The Nika Riots circa 532 AD
Gangs of anti-Justinian youth divided into Blue and Green teams organized a week long riot on the emperor’s palace, which began after a chariot race at the Hippodrome (think of a football game at the Superdome, but with hooved animals instead of padded ones). Anyway, angry over the high taxes imposed by the emperor, the rioters managed to burn down half the city of Constantinople and kill thousands. Justinian tried to bravely run away, but was pressured to stay by his nagging wife. He eventually bribed the Blue team with gold, who all then went home, leaving the Greens by themselves to be slaughtered by Imperial troops.
The Internet was shut down for a long period following this event, otherwise known as ‘The Dark Ages’.
The Peasant’s Revolt
Jumping almost a millennia, and a subsequent increase in technology and its usage, we arrive at the Peasant’s Revolt of 1381, where disgruntled serfs fed up with things like the poll tax, labor shortages, and the Black Death, created a website called serfdomsucks.com, and started tweeting. What began as a series of protests, eventually escalated, culminating with the storming of the Tower of London, and the execution of the nobles hiding therein.
The Eighty Years’ War, or Dutch War of Independence
One of the longest revolts in history to use the power of social networking to connect and sustain the people was the Eighty Years’ War between 1568 – 1648. Without instant messaging capabilities, the Seventeen Provinces of the Low Countries would never have stayed united long enough to have their Beeldenstorm and overthrow Hapsburg rule.
Which brings us to…
The American Revolution
Between 1775 – 1783, the thirteen colonies in North America joined together to break free from British rule, and become The United States of America. Inspired by popular ‘Age of Enlightenment’ bloggers like John Locke, David Hume, Emmanuel Kant, Benjamin Franklin, Voltaire, Goethe, Rousseau, and Thomas Jefferson, the colonies mobilized their militias through the Patriot Forum, moderated by admin Paul Revere. His famous midnight tweets, “The British are coming!, The British are coming!”, are still revered as the 48 text-based characters that brought us the freedoms we enjoy today.
The French Revolution of 1789
Wherein the egalitarian spirit of the Internet age brought down the aristocracy and the collapse of absolute monarchy.
The American Civil War
And what list would be complete without mention of the War Between the States between 1861 – 1865. Slavery in the United States might still be in existence had it not been for the Luddite Southern states, who stubbornly refused to adapt to that, “Internet thingy”, thereby giving the North a distinct technological advantage.
All this inevitably leads up to the 20th century, which includes:
The Bolshevik Revolution
The German Revolution
Gandhi’s Non-Cooperation Movement
The Civil Rights Movement
The overthrow of the Shah of Iran
and, arguably the most significant example of social networking’s influence…
The Fall of the Soviet Union
All surely would have failed had it not been for Mark Zuckerberg and Jack Dorsey.
Of course, let’s not forget the great Sumerian king Al Gore, who invented the Internet back in the early Bronze Age, as well as Larry Page and Sergey Brin who capitalized on the ‘greatest invention since the wheel’ to allow people to find these social networking sites.
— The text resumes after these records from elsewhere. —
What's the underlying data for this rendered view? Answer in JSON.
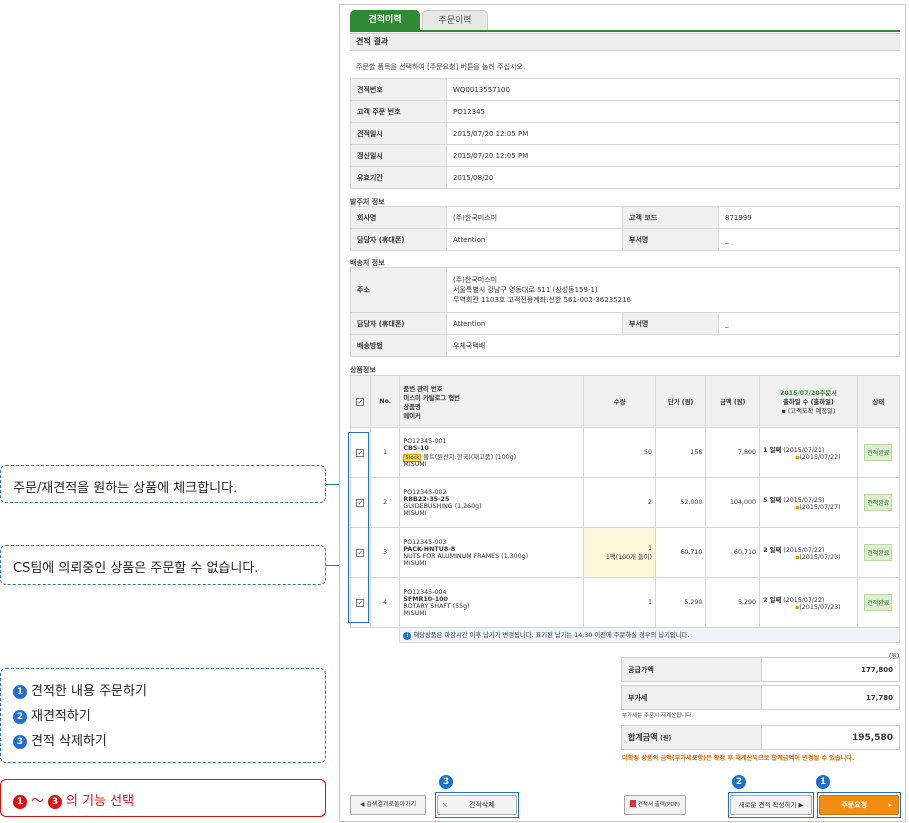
{
  "tabs": {
    "active": "견적이력",
    "inactive": "주문이력"
  },
  "section_title": "견적 결과",
  "instruction": "주문할 품목을 선택하여 [주문요청] 버튼을 눌러 주십시오.",
  "summary": [
    {
      "label": "견적번호",
      "value": "WQ0013557100"
    },
    {
      "label": "고객 주문 번호",
      "value": "PO12345"
    },
    {
      "label": "견적일시",
      "value": "2015/07/20 12:05 PM"
    },
    {
      "label": "갱신일시",
      "value": "2015/07/20 12:05 PM"
    },
    {
      "label": "유효기간",
      "value": "2015/08/20"
    }
  ],
  "orderer": {
    "title": "발주처 정보",
    "company_label": "회사명",
    "company": "(주)한국미스미",
    "code_label": "고객 코드",
    "code": "871999",
    "person_label": "담당자 (휴대폰)",
    "person": "Attention",
    "dept_label": "부서명",
    "dept": "_"
  },
  "shipping": {
    "title": "배송처 정보",
    "address_label": "주소",
    "address_1": "(주)한국미스미",
    "address_2": "서울특별시 강남구 영동대로 511 (삼성동159-1)",
    "address_3": "무역회관 1103호 고객전용계좌:신한 561-002-36235216",
    "person_label": "담당자 (휴대폰)",
    "person": "Attention",
    "dept_label": "부서명",
    "dept": "_",
    "method_label": "배송방법",
    "method": "우체국택배"
  },
  "products": {
    "title": "상품정보",
    "headers": {
      "no": "No.",
      "item_1": "품번 관리 번호",
      "item_2": "미스미 카탈로그 형번",
      "item_3": "상품명",
      "item_4": "메이커",
      "qty": "수량",
      "unit_price": "단가 (원)",
      "amount": "금액 (원)",
      "ship_date": "2015/07/20주문시",
      "ship_days": "출하일 수 (출하일)",
      "ship_arrival": "▪ (고객도착 예정일)",
      "status": "상태"
    },
    "rows": [
      {
        "no": "1",
        "po": "PO12345-001",
        "code": "CBS-10",
        "badge": "Stock",
        "name": "볼트(원산지:한국)(재고품) (100g)",
        "maker": "MISUMI",
        "qty": "50",
        "qty_note": "",
        "unit": "156",
        "amount": "7,800",
        "days": "1 일째",
        "ship": "(2015/07/21)",
        "arrive": "(2015/07/22)",
        "status": "견적완료"
      },
      {
        "no": "2",
        "po": "PO12345-002",
        "code": "RBB22-35-25",
        "badge": "",
        "name": "GUIDEBUSHING (1,260g)",
        "maker": "MISUMI",
        "qty": "2",
        "qty_note": "",
        "unit": "52,000",
        "amount": "104,000",
        "days": "5 일째",
        "ship": "(2015/07/25)",
        "arrive": "(2015/07/27)",
        "status": "견적완료"
      },
      {
        "no": "3",
        "po": "PO12345-003",
        "code": "PACK-HNTU8-8",
        "badge": "",
        "name": "NUTS FOR ALUMINUM FRAMES (1,300g)",
        "maker": "MISUMI",
        "qty": "1",
        "qty_note": "1팩(100개 들이)",
        "unit": "60,710",
        "amount": "60,710",
        "days": "2 일째",
        "ship": "(2015/07/22)",
        "arrive": "(2015/07/23)",
        "status": "견적완료"
      },
      {
        "no": "4",
        "po": "PO12345-004",
        "code": "SFMR10-100",
        "badge": "",
        "name": "ROTARY SHAFT (55g)",
        "maker": "MISUMI",
        "qty": "1",
        "qty_note": "",
        "unit": "5,290",
        "amount": "5,290",
        "days": "2 일째",
        "ship": "(2015/07/22)",
        "arrive": "(2015/07/23)",
        "status": "견적완료"
      }
    ],
    "info": "해당상품은 마감시간 이후 납기가 변경됩니다. 표기된 납기는 14:30 이전에 주문하실 경우의 납기입니다."
  },
  "totals": {
    "unit_note": "(원)",
    "supply_label": "공급가액",
    "supply": "177,800",
    "vat_label": "부가세",
    "vat": "17,780",
    "vat_note": "부가세는 주문시 재계산됩니다.",
    "total_label": "합계금액",
    "total_unit": "(원)",
    "total": "195,580",
    "warning": "미확정 상품의 금액(부가세포함)은 확정 후 재계산되므로 합계금액이 변경될 수 있습니다."
  },
  "buttons": {
    "back": "◀ 검색결과로돌아가기",
    "delete": "견적삭제",
    "pdf": "견적서 출력(PDF)",
    "requote": "새로운 견적 작성하기 ▶",
    "order": "주문요청"
  },
  "callouts": {
    "check": "주문/재견적을 원하는 상품에 체크합니다.",
    "cs": "CS팀에 의뢰중인 상품은 주문할 수 없습니다.",
    "func_1": "견적한 내용 주문하기",
    "func_2": "재견적하기",
    "func_3": "견적 삭제하기",
    "select": "의 기능 선택",
    "select_range": "〜"
  },
  "markers": {
    "one": "1",
    "two": "2",
    "three": "3"
  }
}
Honorable mention must go to Bill Gates and Steve Jobs for giving people the hardware and software to access these revolutionary tools to begin with.
As these, and many more, examples show us, it’s a wonder how the world ever got by without the Internet at all.
The author also wishes to acknowledge the online encyclopedia, Wikipedia, for providing the in-depth, and incontrovertible, research material that went into the writing of this article.